Page and application data records –
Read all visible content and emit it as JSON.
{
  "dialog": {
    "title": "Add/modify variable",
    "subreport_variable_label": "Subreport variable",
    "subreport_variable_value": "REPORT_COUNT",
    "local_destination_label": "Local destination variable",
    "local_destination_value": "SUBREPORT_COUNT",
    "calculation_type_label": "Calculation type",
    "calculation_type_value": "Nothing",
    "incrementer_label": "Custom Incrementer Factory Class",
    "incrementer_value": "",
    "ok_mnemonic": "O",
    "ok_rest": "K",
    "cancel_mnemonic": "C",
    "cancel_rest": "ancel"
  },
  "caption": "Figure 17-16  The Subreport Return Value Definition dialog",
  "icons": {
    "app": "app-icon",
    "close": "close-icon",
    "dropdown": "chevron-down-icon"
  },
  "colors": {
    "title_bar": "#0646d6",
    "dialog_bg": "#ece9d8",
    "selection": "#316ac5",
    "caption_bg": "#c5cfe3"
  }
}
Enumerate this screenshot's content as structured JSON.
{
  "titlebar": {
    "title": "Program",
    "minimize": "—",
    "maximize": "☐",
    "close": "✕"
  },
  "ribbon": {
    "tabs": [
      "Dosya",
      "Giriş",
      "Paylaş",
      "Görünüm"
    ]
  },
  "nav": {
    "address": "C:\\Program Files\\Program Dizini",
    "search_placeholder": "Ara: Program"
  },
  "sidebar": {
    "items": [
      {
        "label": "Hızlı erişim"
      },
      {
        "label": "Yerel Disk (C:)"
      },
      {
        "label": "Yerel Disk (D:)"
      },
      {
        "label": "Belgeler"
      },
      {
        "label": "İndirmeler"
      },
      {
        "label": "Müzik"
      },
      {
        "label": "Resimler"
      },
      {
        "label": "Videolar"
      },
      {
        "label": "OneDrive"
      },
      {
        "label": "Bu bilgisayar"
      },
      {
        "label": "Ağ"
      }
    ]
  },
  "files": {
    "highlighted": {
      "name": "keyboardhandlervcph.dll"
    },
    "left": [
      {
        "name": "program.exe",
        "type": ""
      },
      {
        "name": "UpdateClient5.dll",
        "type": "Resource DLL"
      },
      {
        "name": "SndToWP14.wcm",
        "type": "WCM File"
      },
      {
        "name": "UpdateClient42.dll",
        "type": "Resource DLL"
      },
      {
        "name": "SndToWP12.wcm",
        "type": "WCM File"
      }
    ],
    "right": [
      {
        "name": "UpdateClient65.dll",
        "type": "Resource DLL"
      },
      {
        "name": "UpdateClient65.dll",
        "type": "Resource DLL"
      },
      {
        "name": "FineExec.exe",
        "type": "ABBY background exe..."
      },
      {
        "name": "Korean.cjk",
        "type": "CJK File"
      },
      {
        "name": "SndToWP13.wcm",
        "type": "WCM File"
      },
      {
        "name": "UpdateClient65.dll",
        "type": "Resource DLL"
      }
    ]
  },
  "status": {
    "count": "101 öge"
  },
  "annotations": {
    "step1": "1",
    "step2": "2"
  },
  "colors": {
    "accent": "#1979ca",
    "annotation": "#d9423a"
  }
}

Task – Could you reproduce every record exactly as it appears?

Reply to the exercise –
Read all visible content and emit it as JSON.
{
  "dialog": {
    "title": "Add/modify variable",
    "subreport_variable_label": "Subreport variable",
    "subreport_variable_value": "REPORT_COUNT",
    "local_destination_label": "Local destination variable",
    "local_destination_value": "SUBREPORT_COUNT",
    "calculation_type_label": "Calculation type",
    "calculation_type_value": "Nothing",
    "incrementer_label": "Custom Incrementer Factory Class",
    "incrementer_value": "",
    "ok_mnemonic": "O",
    "ok_rest": "K",
    "cancel_mnemonic": "C",
    "cancel_rest": "ancel"
  },
  "caption": "Figure 17-16  The Subreport Return Value Definition dialog",
  "icons": {
    "app": "app-icon",
    "close": "close-icon",
    "dropdown": "chevron-down-icon"
  },
  "colors": {
    "title_bar": "#0646d6",
    "dialog_bg": "#ece9d8",
    "selection": "#316ac5",
    "caption_bg": "#c5cfe3"
  }
}
Enumerate this screenshot's content as structured JSON.
{
  "titlebar": {
    "title": "Program",
    "minimize": "—",
    "maximize": "☐",
    "close": "✕"
  },
  "ribbon": {
    "tabs": [
      "Dosya",
      "Giriş",
      "Paylaş",
      "Görünüm"
    ]
  },
  "nav": {
    "address": "C:\\Program Files\\Program Dizini",
    "search_placeholder": "Ara: Program"
  },
  "sidebar": {
    "items": [
      {
        "label": "Hızlı erişim"
      },
      {
        "label": "Yerel Disk (C:)"
      },
      {
        "label": "Yerel Disk (D:)"
      },
      {
        "label": "Belgeler"
      },
      {
        "label": "İndirmeler"
      },
      {
        "label": "Müzik"
      },
      {
        "label": "Resimler"
      },
      {
        "label": "Videolar"
      },
      {
        "label": "OneDrive"
      },
      {
        "label": "Bu bilgisayar"
      },
      {
        "label": "Ağ"
      }
    ]
  },
  "files": {
    "highlighted": {
      "name": "keyboardhandlervcph.dll"
    },
    "left": [
      {
        "name": "program.exe",
        "type": ""
      },
      {
        "name": "UpdateClient5.dll",
        "type": "Resource DLL"
      },
      {
        "name": "SndToWP14.wcm",
        "type": "WCM File"
      },
      {
        "name": "UpdateClient42.dll",
        "type": "Resource DLL"
      },
      {
        "name": "SndToWP12.wcm",
        "type": "WCM File"
      }
    ],
    "right": [
      {
        "name": "UpdateClient65.dll",
        "type": "Resource DLL"
      },
      {
        "name": "UpdateClient65.dll",
        "type": "Resource DLL"
      },
      {
        "name": "FineExec.exe",
        "type": "ABBY background exe..."
      },
      {
        "name": "Korean.cjk",
        "type": "CJK File"
      },
      {
        "name": "SndToWP13.wcm",
        "type": "WCM File"
      },
      {
        "name": "UpdateClient65.dll",
        "type": "Resource DLL"
      }
    ]
  },
  "status": {
    "count": "101 öge"
  },
  "annotations": {
    "step1": "1",
    "step2": "2"
  },
  "colors": {
    "accent": "#1979ca",
    "annotation": "#d9423a"
  }
}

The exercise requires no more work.